A stop at the ship yard
A pad-eye for the code... Apart from being exciting, making a stop at the shipyard means having to make lots of decisions. Small and big. Not later, but now. The launching day seems to be coming up faster this year than ever before. Possibly because I am giving the boat I love so much, such a thorough makeover.
A pad-eye? Well, the sailmaker is preparing a Code One sail for greater boat speed, which means I need a solid something to attach it into. In front of the forestay. But there is not much room to play around with up there. And everybody who has attached things on a boat deck knows that some long arm has to be there underneath the deck with a wrench when it is time to get it to sit tight...
MORE THINGS GOING ON:
Janne, the stainless steel guru next door, is giving the new stainless frame bulkhead its final adjustments before polishing it up to its mirror finish. The former dark wooden bulkhead in teak had to go, giving room for this one that will give the inside an open atmosphere. The handles give us a good grab when crawling around in there in sturdy winds. That is something I have been missing since day one, 27 years ago.
Placing instruments in a cockpit with a tiller has always been a tricky issue. There is no natural place in the back where you can reach them, so you put them up front where it's hard to see them. Maybe not a problem if you're at the age of 23 with good eyes, but that was some years ago. So we made a hardboard draft version of a box solution by the main sheet rail. We will see how that works out.
The new electric pod drive will be attached with great precision right here. The shipyard guys sure know how to deal with curves and angles. See more images
Last but not least...the rudder on the Smaragd is sometimes just a little too shallow in heavy winds and with lots of sails up there catching it. So, we will test a solution with an endplate attached at the bottom of the rudder blade. According to the theory, it should make the water flow better and thereby give the rudder more "power" while healing.
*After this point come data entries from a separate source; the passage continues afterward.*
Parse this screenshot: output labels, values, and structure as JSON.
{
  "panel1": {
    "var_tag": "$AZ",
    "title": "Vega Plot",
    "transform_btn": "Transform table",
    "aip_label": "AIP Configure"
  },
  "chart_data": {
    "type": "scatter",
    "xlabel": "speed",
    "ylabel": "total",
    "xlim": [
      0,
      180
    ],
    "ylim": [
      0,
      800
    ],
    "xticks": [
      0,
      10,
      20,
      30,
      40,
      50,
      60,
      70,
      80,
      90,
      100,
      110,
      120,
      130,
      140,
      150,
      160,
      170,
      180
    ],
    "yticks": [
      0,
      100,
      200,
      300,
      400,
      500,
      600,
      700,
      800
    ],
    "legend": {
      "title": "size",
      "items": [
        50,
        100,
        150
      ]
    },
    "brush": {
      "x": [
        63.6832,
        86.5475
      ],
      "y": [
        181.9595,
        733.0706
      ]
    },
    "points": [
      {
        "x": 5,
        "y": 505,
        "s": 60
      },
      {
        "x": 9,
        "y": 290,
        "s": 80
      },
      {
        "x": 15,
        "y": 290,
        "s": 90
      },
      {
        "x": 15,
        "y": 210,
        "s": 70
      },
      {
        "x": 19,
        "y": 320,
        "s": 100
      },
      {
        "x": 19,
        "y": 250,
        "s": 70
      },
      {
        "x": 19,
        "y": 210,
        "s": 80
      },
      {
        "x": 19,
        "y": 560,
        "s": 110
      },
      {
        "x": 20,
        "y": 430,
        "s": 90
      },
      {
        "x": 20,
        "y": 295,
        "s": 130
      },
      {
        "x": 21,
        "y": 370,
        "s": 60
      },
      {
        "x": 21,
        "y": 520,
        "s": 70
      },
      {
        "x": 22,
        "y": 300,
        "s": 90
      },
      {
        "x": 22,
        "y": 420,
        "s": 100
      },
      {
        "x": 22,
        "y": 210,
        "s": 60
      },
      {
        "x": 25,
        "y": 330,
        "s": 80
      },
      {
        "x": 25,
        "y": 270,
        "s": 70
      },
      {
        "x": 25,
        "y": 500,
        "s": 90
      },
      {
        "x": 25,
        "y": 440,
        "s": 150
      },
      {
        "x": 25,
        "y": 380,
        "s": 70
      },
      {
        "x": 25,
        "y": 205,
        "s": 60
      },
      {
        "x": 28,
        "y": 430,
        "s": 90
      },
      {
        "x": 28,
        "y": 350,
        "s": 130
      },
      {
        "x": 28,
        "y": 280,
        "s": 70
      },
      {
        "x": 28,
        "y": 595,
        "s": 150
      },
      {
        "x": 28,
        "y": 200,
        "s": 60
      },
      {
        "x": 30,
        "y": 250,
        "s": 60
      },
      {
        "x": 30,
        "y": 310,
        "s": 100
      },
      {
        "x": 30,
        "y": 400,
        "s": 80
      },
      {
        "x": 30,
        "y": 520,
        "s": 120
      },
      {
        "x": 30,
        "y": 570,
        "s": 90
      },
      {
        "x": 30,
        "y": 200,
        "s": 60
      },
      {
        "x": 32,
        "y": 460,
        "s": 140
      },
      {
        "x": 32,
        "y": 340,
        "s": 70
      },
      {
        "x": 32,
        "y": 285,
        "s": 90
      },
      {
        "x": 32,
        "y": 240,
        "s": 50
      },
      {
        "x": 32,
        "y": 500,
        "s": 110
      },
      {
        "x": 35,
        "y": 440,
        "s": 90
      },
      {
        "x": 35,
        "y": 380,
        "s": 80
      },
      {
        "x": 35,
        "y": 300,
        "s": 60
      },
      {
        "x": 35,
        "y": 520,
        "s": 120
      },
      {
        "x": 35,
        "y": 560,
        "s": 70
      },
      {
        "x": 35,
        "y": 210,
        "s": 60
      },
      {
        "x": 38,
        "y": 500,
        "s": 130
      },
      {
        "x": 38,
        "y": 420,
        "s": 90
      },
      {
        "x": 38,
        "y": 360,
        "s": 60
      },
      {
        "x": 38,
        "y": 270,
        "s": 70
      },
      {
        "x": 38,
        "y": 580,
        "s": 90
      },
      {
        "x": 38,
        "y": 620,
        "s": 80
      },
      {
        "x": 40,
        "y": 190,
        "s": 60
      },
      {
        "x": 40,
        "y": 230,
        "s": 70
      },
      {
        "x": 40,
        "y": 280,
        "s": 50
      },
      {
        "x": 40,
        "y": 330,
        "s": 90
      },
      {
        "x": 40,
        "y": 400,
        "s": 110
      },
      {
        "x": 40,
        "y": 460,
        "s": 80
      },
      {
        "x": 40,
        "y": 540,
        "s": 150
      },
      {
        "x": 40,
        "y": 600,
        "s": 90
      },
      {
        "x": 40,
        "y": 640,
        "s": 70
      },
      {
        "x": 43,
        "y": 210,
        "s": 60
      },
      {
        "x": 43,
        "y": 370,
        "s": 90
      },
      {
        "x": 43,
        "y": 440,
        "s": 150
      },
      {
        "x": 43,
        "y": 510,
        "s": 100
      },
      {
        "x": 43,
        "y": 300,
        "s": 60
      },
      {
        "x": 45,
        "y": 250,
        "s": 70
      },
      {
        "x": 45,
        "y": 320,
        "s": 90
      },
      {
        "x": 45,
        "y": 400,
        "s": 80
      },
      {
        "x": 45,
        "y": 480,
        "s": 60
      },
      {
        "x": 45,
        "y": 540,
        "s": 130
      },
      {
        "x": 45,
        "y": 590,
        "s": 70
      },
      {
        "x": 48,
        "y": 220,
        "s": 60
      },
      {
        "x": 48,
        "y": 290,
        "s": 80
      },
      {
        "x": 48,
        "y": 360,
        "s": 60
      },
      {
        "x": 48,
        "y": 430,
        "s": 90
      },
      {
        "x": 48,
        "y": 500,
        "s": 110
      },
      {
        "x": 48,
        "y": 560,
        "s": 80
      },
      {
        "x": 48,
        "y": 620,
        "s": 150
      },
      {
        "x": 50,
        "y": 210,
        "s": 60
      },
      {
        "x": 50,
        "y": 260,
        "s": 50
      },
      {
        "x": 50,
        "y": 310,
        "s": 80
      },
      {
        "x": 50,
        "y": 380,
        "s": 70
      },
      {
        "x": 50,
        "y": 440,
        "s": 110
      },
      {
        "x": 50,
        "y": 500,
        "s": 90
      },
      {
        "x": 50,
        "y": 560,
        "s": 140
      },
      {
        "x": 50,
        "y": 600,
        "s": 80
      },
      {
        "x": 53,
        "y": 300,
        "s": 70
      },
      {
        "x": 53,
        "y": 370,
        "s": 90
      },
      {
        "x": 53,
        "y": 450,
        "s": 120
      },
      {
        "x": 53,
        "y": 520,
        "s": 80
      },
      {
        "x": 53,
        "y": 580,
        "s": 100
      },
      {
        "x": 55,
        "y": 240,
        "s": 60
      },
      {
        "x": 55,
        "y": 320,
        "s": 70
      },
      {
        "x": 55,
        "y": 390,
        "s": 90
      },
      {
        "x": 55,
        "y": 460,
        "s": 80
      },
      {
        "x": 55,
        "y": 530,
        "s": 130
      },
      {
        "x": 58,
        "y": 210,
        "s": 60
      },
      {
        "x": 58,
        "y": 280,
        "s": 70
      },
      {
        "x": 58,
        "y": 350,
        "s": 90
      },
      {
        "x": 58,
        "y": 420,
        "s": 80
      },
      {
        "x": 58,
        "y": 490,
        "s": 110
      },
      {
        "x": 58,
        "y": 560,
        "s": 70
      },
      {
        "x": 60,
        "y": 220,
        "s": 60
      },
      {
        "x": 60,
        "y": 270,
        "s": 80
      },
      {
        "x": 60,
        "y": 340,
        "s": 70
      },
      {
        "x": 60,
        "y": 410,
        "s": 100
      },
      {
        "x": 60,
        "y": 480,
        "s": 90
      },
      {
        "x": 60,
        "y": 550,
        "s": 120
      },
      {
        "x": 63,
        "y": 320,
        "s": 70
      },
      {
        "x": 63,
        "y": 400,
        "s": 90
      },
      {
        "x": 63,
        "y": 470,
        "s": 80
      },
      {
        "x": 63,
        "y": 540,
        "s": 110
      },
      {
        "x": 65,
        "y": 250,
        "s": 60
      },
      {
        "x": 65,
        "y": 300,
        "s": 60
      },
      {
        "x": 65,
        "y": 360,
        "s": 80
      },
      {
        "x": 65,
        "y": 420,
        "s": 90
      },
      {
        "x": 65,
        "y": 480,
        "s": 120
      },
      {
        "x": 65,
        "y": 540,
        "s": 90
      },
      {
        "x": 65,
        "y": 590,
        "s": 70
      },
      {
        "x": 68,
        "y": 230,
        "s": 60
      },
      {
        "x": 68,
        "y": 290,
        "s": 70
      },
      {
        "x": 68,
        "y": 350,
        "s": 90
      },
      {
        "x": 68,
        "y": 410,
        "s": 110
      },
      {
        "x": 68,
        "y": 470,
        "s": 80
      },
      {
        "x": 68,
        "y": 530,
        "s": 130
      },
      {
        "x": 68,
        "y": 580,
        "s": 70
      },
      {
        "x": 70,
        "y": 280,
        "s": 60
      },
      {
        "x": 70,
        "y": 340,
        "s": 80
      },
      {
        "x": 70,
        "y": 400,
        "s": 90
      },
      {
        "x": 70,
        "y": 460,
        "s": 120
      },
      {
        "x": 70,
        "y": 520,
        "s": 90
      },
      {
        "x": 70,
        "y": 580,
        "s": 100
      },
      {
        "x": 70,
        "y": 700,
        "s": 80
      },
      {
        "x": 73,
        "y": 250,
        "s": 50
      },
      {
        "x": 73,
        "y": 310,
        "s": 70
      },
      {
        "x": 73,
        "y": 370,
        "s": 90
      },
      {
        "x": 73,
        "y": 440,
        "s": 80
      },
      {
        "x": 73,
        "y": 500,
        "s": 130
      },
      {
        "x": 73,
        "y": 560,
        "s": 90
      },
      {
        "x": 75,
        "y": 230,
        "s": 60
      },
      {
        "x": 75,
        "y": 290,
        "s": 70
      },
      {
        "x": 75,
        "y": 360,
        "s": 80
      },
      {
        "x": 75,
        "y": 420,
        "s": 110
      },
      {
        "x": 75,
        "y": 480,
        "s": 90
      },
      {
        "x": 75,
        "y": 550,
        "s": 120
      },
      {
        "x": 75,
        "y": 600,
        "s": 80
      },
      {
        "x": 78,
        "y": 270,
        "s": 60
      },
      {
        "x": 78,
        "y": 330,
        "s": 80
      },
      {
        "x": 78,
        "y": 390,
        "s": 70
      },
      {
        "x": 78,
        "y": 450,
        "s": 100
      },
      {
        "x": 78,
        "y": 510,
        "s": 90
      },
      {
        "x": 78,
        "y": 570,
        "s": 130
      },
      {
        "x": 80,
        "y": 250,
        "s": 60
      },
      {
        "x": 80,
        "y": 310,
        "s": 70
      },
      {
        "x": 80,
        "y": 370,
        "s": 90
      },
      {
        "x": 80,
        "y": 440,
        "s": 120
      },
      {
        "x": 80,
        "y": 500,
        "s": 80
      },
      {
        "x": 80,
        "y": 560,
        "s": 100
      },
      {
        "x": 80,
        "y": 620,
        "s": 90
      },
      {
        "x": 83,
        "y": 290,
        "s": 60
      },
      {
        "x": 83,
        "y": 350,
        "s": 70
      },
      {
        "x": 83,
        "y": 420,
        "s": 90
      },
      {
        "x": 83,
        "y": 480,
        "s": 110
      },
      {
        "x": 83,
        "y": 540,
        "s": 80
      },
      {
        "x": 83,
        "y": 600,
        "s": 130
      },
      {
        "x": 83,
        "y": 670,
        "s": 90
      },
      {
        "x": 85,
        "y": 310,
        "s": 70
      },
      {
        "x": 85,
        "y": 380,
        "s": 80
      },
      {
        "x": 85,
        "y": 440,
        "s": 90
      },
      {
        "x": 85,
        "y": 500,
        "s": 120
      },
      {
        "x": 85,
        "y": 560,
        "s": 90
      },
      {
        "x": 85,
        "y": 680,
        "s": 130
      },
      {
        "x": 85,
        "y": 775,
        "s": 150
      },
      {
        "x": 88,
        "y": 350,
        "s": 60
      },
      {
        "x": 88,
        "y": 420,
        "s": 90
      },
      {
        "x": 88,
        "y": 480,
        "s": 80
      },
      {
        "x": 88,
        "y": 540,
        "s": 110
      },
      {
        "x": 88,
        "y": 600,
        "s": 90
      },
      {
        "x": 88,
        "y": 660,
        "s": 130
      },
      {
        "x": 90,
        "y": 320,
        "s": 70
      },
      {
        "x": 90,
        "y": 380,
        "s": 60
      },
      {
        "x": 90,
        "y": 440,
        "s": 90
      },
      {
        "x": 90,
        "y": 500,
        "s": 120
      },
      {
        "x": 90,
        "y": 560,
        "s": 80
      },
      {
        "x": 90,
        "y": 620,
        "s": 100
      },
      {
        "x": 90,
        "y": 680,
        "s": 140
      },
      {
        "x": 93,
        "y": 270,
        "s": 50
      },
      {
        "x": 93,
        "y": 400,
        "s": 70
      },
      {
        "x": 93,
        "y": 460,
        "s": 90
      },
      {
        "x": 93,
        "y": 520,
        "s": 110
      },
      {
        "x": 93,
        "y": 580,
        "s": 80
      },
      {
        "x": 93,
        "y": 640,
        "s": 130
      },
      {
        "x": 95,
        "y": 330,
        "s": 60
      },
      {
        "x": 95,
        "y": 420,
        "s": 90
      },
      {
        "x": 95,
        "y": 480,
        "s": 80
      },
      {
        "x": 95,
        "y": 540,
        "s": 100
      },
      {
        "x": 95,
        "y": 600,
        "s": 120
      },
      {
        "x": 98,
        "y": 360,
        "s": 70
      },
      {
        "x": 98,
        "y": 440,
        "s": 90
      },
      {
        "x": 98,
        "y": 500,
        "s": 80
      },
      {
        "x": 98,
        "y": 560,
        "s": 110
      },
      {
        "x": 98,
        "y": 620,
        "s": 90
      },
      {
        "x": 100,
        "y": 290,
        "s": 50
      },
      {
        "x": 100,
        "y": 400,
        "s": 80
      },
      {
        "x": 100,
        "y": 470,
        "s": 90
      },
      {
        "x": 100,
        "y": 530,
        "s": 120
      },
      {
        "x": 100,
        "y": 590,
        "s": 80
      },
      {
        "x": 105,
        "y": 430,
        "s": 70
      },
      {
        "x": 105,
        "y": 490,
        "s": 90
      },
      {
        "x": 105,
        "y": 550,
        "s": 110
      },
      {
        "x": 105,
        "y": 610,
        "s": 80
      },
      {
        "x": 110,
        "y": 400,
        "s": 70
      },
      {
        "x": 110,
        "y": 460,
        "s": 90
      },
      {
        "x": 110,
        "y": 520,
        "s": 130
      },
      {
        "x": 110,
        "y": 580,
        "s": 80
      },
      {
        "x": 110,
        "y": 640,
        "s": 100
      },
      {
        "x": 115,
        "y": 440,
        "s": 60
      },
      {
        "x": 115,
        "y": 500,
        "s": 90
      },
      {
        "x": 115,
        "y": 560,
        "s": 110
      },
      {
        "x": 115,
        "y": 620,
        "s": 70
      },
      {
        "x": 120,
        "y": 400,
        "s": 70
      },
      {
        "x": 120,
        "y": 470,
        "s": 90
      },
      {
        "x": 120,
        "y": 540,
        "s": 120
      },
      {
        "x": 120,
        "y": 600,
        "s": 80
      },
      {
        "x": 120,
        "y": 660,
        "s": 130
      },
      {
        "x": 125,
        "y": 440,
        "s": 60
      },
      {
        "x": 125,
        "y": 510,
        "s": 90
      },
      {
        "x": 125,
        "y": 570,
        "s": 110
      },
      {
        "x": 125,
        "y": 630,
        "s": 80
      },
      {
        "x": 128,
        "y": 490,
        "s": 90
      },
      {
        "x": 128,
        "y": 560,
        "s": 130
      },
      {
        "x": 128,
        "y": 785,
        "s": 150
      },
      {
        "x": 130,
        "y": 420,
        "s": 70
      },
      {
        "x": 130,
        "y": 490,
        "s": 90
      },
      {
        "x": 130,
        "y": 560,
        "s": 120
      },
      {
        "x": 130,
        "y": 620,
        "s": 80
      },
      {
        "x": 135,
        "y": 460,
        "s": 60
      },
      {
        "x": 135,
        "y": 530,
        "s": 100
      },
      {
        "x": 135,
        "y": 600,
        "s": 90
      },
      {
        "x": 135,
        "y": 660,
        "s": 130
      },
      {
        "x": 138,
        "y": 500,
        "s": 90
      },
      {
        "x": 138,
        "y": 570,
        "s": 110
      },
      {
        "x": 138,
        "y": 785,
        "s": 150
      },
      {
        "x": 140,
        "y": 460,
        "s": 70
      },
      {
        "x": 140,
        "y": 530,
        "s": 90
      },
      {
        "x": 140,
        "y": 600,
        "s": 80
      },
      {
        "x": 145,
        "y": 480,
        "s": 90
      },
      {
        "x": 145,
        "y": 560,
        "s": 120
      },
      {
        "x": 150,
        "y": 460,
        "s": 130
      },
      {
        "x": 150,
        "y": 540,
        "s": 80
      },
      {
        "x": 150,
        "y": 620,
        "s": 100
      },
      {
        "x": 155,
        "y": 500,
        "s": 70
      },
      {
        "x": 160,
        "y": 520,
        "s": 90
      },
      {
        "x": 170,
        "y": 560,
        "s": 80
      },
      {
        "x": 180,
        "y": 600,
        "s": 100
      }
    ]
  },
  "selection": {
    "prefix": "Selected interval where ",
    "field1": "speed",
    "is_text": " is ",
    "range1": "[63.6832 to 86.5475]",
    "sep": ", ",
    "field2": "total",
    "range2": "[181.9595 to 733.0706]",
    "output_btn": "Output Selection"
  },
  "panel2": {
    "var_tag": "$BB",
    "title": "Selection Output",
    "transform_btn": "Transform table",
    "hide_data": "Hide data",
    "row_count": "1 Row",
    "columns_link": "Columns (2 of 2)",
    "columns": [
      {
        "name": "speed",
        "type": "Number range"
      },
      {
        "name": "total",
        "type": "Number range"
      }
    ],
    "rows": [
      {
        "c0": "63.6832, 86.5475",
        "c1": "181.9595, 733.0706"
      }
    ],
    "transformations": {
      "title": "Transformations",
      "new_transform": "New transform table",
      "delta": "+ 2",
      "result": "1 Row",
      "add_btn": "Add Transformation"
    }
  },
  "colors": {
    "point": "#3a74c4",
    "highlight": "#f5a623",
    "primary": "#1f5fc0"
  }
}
We hope it will work and look forward to seeing the results.
Is anyone out there with experience to share? We will of course be grateful for any advice. Here is the drafted principle and measurements: